When all of these lots are privately owned by people who can, by law, do with the land what they please, what tools does the city actually have at its disposal to alter the way the land is used?
But here’s the complicating factor at work that usually ends up going unacknowledged in these pleas: When all of these parking lots are privately owned by people who can, by law, do with the land what they please (with a few restrictions of course), what tools does the city actually have at its disposal to alter the way this land is used?
I posed this question a couple of weeks ago to Beth Elliott, Principal City Planner in charge of downtown development, and, as it turns out, the city is trying to figure this out, too. (At the time we spoke, Elliot was in talks with various consultants who might be hired to develop a comprehensive plan for downtown reform.)
While Elliott made it clear that the city hasn’t settled on any of these tactics and that others may exist that they’re currently unaware of (hence the consultants), she agreed to give me an overview of what tools the city has in its tool belt. A summary:
1. Change the zoning code. The city has already done what it can here. In 1999, the city voted to ban construction of any new commercial surface parking lots downtown. The only caveat: because of non-conforming use protections, all existing lots would be grandfathered in and allowed to remain in place.
2. Create tax structures that encourage development. One reason parking lot owners don’t choose to put their land to more productive use is that—in lieu of a buyer who is willing to pay the (by many accounts) unrealistically inflated asking prices many owners are seeking for their land—property taxes on unimproved lots are so low that it doesn’t take a whole lot of revenue to offset the expense of just sitting on them. One way to disincentivize this is to institute a split-rate tax structure that taxes the value of the land itself (its development potential) at a higher rate than it taxes improvements on that land (i.e., buildings and infrastructure). Essentially, this means that if land is being used at less than its maximum productivity, its owners are paying a disproportionate amount in taxes in order to keep it that way. Conversely, improvements to properties (i.e., the buildings themselves) are taxed at a lower rate, and so owners of developed land have a more balanced tax bill.
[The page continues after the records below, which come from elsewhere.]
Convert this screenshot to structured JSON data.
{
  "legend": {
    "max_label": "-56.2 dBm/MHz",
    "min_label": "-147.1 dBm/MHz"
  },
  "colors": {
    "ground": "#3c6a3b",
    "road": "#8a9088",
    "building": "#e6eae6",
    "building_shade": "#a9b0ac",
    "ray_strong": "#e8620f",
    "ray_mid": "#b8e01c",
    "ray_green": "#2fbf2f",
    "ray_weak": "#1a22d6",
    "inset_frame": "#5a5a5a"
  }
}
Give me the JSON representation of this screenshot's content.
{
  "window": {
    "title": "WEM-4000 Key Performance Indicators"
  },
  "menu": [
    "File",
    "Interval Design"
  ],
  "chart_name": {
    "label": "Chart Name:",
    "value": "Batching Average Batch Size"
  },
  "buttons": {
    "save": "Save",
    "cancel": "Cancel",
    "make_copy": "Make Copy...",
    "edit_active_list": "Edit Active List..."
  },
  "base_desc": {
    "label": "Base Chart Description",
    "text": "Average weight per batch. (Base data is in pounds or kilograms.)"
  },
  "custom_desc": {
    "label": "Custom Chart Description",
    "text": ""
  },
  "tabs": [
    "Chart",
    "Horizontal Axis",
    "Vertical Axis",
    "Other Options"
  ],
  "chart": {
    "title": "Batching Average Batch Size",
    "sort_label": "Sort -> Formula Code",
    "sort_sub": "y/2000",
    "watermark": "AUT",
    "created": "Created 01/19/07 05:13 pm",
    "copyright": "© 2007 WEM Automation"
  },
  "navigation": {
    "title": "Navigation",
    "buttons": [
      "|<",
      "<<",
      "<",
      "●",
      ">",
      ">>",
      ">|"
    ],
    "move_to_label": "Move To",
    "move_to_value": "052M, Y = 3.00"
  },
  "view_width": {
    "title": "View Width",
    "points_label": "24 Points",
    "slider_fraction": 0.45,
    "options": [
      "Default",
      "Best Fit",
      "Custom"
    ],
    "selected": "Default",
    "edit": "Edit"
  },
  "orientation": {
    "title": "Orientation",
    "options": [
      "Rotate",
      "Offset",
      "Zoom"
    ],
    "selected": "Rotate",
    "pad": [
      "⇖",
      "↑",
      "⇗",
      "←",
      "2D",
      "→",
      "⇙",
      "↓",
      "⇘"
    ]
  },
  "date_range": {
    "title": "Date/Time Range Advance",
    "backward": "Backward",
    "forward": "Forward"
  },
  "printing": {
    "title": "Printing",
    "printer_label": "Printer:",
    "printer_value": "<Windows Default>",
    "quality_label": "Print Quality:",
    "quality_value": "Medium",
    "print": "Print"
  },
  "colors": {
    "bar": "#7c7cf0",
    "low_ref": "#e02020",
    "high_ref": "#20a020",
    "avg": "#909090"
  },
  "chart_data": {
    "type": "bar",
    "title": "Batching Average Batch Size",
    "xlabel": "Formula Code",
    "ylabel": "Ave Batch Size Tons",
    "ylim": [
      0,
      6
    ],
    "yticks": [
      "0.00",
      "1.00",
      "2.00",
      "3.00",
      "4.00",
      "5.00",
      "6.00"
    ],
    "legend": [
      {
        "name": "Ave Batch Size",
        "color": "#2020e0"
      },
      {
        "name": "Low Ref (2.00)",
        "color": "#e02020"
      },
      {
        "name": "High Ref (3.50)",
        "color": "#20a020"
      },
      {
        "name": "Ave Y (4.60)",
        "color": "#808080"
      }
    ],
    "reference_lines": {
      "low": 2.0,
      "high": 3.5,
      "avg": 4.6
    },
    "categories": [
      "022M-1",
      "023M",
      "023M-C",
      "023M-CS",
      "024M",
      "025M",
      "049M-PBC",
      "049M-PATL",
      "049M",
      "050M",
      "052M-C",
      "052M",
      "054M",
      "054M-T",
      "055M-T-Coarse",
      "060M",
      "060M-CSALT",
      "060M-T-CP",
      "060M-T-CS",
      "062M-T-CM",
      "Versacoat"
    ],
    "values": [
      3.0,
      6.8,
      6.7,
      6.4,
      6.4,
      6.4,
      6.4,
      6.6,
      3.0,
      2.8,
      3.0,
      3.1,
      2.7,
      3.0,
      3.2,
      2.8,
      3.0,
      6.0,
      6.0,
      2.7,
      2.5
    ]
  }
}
3. Borrowing against future tax revenues. A fancy name for this is Tax Increment Financing (or TIF). Basically, this is a method by which the city would subsidize development in certain areas that it sees as particularly promising or strategically important by borrowing from the future tax revenues that would be created by said development.
4. Subsidize development directly. Sometimes cities, states, or the federal government provide subsidies for development projects that have been identified as serving the greater public interest. This represents a way to get developers over a financial hump, or to encourage, for instance, a ten-story building where the developer might only have financing for six. Often, grants of this type come with mandates that developers provide a certain amount of affordable housing for low-income residents.
5. Exercise eminent domain. The city can exercise eminent domain for public use projects but not for economic development purposes. This means that while a park or transit infrastructure might fall under that heading, a mixed-use development project would not. (Not to mention, Elliott pointed out, downtown land is expensive these days, and the city would have to pay fair market value for it.)
6. Enforce existing zoning codes. In lieu of any of the above strategies, the city could require parking lot owners to meet existing zoning laws that require a certain amount of landscaping and screening of their lots. Most are not up to code, but the argument against this, Elliott said, is that property owners are even less likely to sell after they’ve been required to dump a bunch of money into improving that property.
Certainly there are other ways of bringing about change in this area, and the city is hiring consultants to explore just what those other avenues might be. But until then, it’s important to remember that, though we may choose to use it every now and again as a whipping post for our own frustration, the city isn’t all-powerful when it comes to dictating land use downtown.